Roots, it turns out, are my strength. But, as my children’s wings grew so did my anxiety. I worried each time one of my children sought to acquire a new feather, and stressed even more as they tentatively ventured beyond the nest.
The act of helicoptering started small – a quick ‘copter hover to affirm circumstances. A emergency landing that swept for safety. All fully justified.
Then one day, I crossed over the wall for a quick non-emergency landing. Easy touch and go. Successful. Hardly noticed.
Well, touchdowns are like potato chips … it’s hard to stop at one. Kids need guidance, but where was that boundary?
While raising children, I experienced the stresses of wearing hats on many sides of the traditional mommy wars:
- a full-time corporate working mom
- a full-time PhD student & part-time working mom
- a part-time PhD student & full-time academic working mom
- a full-time, tenure track academic working mom
- a part-time independent technical consultant working mom
- a full-time stay-at-home mom, and
- both a ‘single’ full-time working mom and a ‘single’ full-time stay-at-home mom (always married to the same person but ‘single’ for short stretches while my husband traveled frequently and worked several partial year stretches full-time in another state)
I tried on many mom hats, but each sported a fringe of guilt and loss of control. I believe that for a short time, ‘coptering helped restore a sense of control.
Mommy (and daddy) wars continue to rage and ‘helicopter parenting’ or ‘over helping’ is among the battlegrounds. But, the term ‘helicopter parent’ is often used as a catchall. It appears to me that parents tend to ‘copter in many areas – education, medical, social life, sports, activities, etc – and those areas vary by parent and child. One parent’s helicopter intervention is another’s version of good parenting. One child’s critical intervention is another’s unnecessary intrusion.

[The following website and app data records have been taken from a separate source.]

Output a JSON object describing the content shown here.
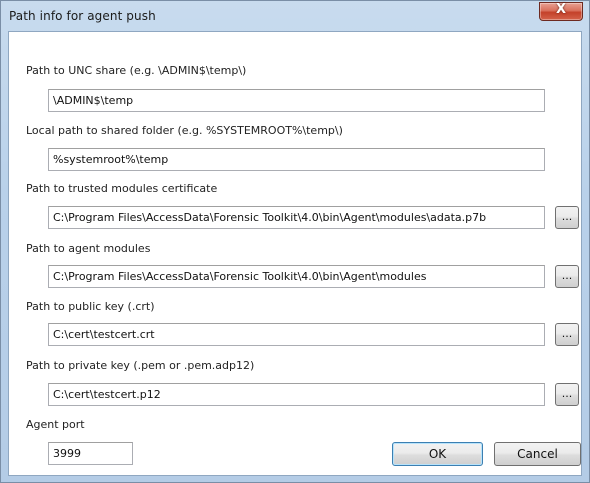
{
  "window": {
    "title": "Path info for agent push",
    "close_glyph": "X"
  },
  "fields": [
    {
      "label": "Path to UNC share (e.g. \\ADMIN$\\temp\\)",
      "value": "\\ADMIN$\\temp"
    },
    {
      "label": "Local path to shared folder (e.g. %SYSTEMROOT%\\temp\\)",
      "value": "%systemroot%\\temp"
    },
    {
      "label": "Path to trusted modules certificate",
      "value": "C:\\Program Files\\AccessData\\Forensic Toolkit\\4.0\\bin\\Agent\\modules\\adata.p7b"
    },
    {
      "label": "Path to agent modules",
      "value": "C:\\Program Files\\AccessData\\Forensic Toolkit\\4.0\\bin\\Agent\\modules"
    },
    {
      "label": "Path to public key (.crt)",
      "value": "C:\\cert\\testcert.crt"
    },
    {
      "label": "Path to private key (.pem or .pem.adp12)",
      "value": "C:\\cert\\testcert.p12"
    }
  ],
  "browse_label": "...",
  "agent_port": {
    "label": "Agent port",
    "value": "3999"
  },
  "buttons": {
    "ok": "OK",
    "cancel": "Cancel"
  },
  "colors": {
    "title_bar": "#b9d1ea",
    "close_button": "#c4412a",
    "default_button_border": "#3c7fb1"
  }
}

The trick is know where the line is drawn for an individual child-parent relationship, to know where your boundaries are and where they shift. It’s not always easy to spot those boundaries in the throes of parenting.
Without knowing it, I crossed the line. More than once. But I quickly realized that the more I hovered, the more it seemed events required my intervention. Then I saw myself hover over the border a few times. If there was any chance of curbing the urge, I had to stand up and admit I was flying too close. I believe now that hovering was a way to ensure control during the most chaotic times. It was, in part, an addictive and rewarding act. I had to stop.
Now in my second decade of recovery, like any addict, over helping remains an ongoing journey. Today, my children are fully independent, married adults, yet I still occasionally fight the urge and have to make myself step back.
And, for me, hovering tendencies are not limited to my children. An urge to hover, or over help, extends to friends, co-workers, parents, sometimes complete strangers passing by in the street. “Did you know your tag is flipped outside your shirt?”
Sometimes I have to stop in the middle of pre-flight procedures to remind myself that my adult children, my in-law children, my grandchildren, my parents, my friends, that gal on the street, the charity where I volunteer, they all must grow wings of their own.
I believe that you can’t change what you don’t acknowledge. I’m BeckyB and I’m a recovering ‘copter mom, ‘copter daughter, ‘copter grandma, ‘copter friend, ‘copter co-worker, ‘copter human. Join me on my continuing journey of recovery.
Ready to take the first step? The CopterDetox the 12 step Program
Originally published 2016. Updated 2018.
© 2016 CopterDetox.com – ALL RIGHTS RESERVED